┌──

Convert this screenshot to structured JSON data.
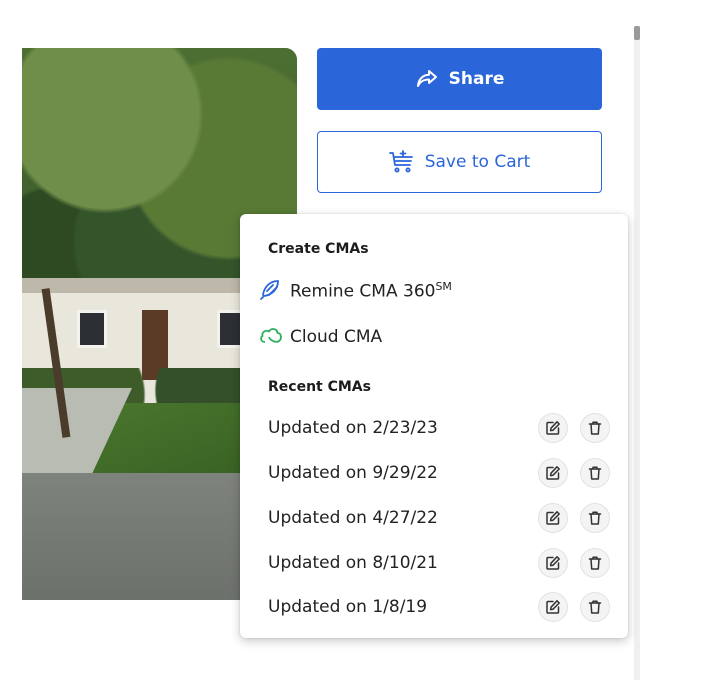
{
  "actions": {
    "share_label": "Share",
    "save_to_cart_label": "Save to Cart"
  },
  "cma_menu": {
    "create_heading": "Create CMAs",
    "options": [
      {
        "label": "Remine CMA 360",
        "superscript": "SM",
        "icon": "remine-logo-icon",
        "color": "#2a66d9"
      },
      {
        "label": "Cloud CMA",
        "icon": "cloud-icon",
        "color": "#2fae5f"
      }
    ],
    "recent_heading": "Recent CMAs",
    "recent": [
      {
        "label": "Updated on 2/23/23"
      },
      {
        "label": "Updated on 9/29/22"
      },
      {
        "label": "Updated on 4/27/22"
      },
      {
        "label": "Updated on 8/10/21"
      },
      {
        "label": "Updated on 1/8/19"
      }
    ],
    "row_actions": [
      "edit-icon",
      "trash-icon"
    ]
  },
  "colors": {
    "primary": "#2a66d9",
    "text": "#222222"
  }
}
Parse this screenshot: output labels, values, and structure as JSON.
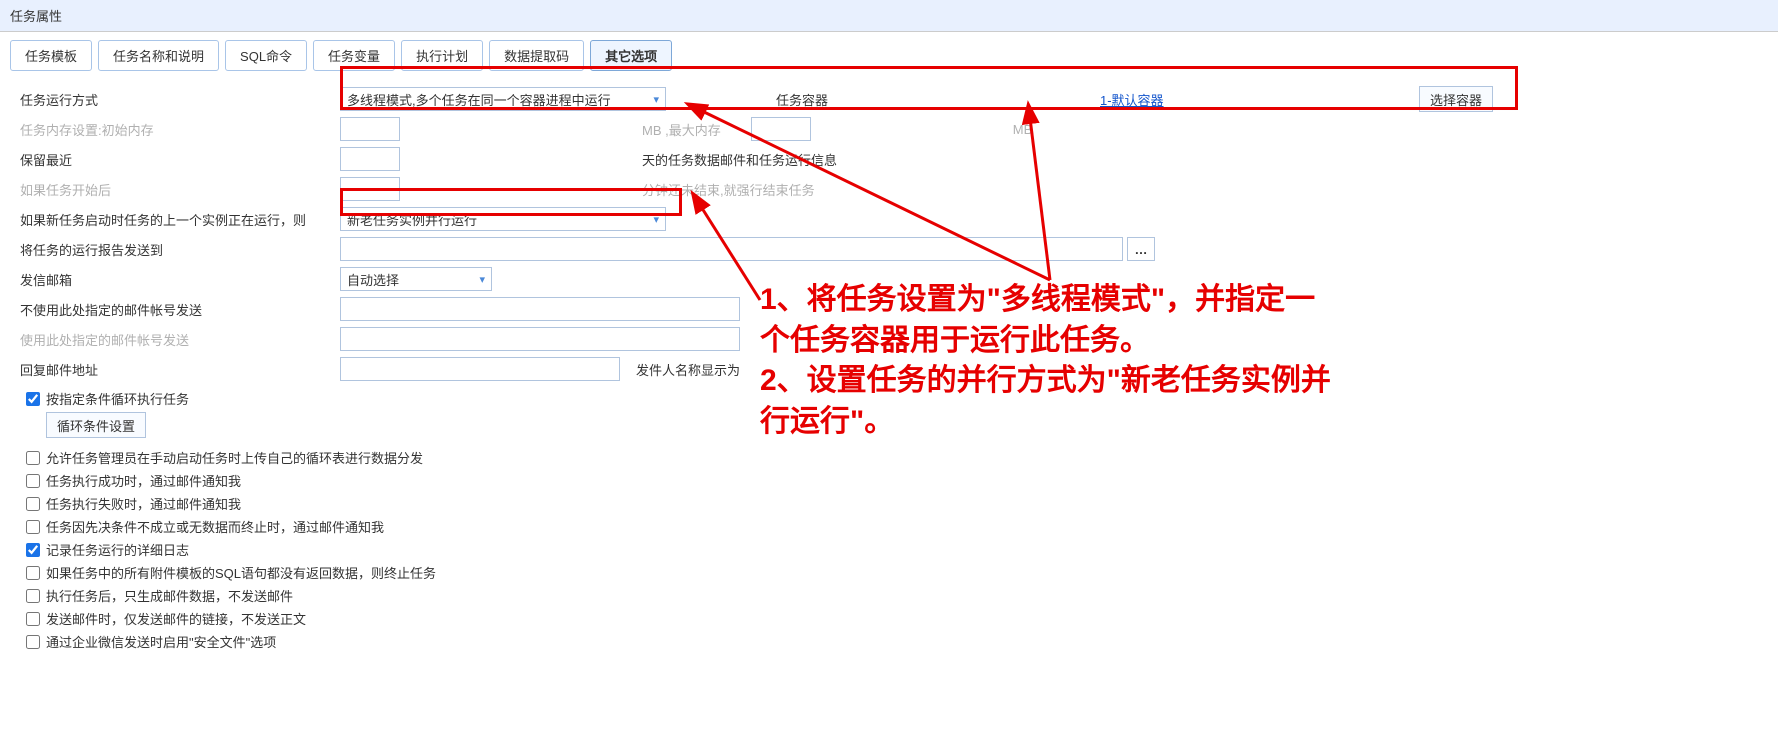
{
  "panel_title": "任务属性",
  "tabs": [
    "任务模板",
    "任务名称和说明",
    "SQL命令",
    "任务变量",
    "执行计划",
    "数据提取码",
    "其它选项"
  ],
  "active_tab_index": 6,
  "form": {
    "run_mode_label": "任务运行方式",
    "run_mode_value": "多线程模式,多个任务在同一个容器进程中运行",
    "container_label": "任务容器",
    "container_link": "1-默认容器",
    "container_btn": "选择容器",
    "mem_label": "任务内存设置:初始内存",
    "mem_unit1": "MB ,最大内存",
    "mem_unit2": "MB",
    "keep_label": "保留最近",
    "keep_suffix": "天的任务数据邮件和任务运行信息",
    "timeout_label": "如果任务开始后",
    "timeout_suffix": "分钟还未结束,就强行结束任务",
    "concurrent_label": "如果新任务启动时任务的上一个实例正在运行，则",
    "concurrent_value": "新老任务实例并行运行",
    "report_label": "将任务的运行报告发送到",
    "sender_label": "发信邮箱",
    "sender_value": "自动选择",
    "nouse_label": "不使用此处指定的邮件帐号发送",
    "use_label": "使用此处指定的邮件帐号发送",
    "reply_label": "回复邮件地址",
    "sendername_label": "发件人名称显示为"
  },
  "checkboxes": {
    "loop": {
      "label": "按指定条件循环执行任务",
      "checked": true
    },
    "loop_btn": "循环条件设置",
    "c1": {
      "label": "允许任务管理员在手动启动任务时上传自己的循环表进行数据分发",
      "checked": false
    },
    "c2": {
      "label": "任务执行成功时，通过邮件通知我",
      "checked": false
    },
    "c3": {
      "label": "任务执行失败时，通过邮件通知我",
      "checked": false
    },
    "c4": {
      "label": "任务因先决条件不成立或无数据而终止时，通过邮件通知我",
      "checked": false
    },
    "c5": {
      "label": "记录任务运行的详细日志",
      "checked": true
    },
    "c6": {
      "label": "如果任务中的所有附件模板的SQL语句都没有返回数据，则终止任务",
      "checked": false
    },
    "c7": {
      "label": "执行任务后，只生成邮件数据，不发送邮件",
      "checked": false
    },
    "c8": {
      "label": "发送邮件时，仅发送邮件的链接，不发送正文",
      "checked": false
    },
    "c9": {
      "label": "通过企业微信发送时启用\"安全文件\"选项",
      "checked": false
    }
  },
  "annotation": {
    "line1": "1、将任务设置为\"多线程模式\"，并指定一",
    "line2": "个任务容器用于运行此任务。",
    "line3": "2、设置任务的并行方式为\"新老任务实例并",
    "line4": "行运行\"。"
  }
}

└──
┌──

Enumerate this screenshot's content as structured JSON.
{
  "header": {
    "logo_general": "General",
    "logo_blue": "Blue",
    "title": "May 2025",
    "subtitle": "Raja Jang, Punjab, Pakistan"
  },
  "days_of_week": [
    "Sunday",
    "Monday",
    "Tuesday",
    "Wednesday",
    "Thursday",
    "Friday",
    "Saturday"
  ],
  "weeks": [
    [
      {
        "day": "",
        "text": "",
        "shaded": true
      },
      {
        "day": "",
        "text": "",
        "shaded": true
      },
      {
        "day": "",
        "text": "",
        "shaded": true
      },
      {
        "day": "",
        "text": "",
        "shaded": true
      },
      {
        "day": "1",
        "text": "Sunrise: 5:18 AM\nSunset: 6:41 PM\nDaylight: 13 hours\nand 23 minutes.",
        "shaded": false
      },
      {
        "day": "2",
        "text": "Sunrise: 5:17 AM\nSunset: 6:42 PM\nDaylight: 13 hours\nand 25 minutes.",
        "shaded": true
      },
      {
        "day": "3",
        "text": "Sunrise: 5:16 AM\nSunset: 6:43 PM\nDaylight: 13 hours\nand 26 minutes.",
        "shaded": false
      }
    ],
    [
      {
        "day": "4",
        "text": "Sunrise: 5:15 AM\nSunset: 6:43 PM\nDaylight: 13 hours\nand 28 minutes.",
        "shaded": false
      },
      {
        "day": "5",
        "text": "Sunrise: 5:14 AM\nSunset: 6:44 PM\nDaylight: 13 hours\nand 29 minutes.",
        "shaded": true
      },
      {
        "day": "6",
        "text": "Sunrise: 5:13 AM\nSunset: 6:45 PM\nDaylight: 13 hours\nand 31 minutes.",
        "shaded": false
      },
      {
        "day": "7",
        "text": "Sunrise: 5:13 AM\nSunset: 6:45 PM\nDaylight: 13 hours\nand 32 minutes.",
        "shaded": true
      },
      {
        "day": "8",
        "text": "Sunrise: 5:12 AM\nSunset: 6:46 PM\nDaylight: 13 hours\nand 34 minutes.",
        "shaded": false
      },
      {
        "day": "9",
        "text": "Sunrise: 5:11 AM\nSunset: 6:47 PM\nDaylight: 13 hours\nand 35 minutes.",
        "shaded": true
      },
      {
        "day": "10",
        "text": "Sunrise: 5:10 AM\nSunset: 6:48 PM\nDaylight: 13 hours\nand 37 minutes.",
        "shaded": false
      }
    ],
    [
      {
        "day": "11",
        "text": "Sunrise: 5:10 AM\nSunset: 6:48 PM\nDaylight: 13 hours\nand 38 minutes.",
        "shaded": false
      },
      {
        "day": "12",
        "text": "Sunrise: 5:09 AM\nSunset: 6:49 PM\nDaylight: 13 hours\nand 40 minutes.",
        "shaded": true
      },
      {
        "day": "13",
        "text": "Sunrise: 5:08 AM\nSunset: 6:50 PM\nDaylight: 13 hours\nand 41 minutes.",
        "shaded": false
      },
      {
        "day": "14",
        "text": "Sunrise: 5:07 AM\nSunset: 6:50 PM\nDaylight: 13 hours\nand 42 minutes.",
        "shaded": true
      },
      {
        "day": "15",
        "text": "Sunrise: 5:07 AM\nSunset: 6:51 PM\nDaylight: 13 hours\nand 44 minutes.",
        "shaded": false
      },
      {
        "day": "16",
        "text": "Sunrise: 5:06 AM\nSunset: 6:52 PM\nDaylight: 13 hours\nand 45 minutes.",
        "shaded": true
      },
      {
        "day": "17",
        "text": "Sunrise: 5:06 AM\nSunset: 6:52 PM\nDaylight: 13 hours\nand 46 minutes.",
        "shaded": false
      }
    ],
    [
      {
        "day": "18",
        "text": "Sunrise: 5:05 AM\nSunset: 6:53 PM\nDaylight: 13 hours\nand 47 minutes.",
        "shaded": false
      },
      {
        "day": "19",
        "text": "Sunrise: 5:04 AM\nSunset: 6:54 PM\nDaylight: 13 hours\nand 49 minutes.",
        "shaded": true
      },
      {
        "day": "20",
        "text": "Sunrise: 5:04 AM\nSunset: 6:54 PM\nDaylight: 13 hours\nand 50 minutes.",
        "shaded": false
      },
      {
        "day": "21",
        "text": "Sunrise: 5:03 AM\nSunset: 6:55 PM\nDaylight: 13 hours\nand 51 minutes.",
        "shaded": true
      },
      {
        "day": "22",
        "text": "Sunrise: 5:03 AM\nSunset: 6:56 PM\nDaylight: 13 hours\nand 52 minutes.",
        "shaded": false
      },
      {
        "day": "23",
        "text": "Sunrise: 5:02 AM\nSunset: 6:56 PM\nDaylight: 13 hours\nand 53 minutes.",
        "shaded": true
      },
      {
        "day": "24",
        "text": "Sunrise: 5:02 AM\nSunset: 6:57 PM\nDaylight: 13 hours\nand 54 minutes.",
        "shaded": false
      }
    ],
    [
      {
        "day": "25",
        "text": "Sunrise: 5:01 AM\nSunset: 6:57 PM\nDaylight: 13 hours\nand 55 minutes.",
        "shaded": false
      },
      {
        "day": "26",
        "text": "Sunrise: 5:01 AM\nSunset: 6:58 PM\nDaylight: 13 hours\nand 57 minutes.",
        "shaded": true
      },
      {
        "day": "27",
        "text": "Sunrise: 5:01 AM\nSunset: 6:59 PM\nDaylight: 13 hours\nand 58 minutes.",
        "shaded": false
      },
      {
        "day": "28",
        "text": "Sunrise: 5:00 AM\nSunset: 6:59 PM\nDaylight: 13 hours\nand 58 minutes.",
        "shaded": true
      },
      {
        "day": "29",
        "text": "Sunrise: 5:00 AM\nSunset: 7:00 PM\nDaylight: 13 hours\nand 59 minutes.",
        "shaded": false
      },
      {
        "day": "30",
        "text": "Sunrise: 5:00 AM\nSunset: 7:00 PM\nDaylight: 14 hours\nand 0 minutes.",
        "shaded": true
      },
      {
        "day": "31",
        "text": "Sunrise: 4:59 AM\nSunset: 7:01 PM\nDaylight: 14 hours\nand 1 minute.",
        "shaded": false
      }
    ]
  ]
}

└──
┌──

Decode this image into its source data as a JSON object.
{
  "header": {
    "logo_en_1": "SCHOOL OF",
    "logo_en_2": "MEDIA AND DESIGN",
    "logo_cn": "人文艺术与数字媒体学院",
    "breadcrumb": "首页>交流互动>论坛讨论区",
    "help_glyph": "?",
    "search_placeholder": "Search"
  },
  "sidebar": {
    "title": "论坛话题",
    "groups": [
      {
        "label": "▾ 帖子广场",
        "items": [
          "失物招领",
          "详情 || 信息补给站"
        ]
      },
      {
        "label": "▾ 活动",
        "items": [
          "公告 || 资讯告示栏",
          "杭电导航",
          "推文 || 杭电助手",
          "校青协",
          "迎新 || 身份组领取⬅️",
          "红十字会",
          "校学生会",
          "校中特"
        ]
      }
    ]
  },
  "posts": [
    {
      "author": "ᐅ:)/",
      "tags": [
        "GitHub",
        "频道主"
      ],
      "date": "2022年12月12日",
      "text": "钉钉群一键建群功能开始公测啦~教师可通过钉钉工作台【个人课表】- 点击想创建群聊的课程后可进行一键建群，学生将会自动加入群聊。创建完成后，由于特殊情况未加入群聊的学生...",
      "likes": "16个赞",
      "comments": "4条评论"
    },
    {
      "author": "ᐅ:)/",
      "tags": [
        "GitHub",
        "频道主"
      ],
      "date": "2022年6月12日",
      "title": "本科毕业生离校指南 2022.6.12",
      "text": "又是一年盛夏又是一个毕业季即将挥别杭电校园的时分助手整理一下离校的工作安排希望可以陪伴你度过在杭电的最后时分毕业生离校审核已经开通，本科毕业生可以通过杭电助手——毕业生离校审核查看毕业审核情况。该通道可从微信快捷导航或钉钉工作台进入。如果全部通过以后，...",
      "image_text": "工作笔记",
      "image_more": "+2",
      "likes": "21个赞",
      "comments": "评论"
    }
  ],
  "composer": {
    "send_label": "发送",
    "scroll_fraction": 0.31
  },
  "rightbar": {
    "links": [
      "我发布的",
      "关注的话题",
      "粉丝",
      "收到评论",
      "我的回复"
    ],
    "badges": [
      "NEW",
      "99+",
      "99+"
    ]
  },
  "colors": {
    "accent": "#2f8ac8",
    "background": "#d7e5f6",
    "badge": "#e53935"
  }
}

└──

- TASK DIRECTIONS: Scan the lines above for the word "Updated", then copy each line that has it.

- TASK RESULT:
        "label": "Updated on 2/23/23"
        "label": "Updated on 9/29/22"
        "label": "Updated on 4/27/22"
        "label": "Updated on 8/10/21"
        "label": "Updated on 1/8/19"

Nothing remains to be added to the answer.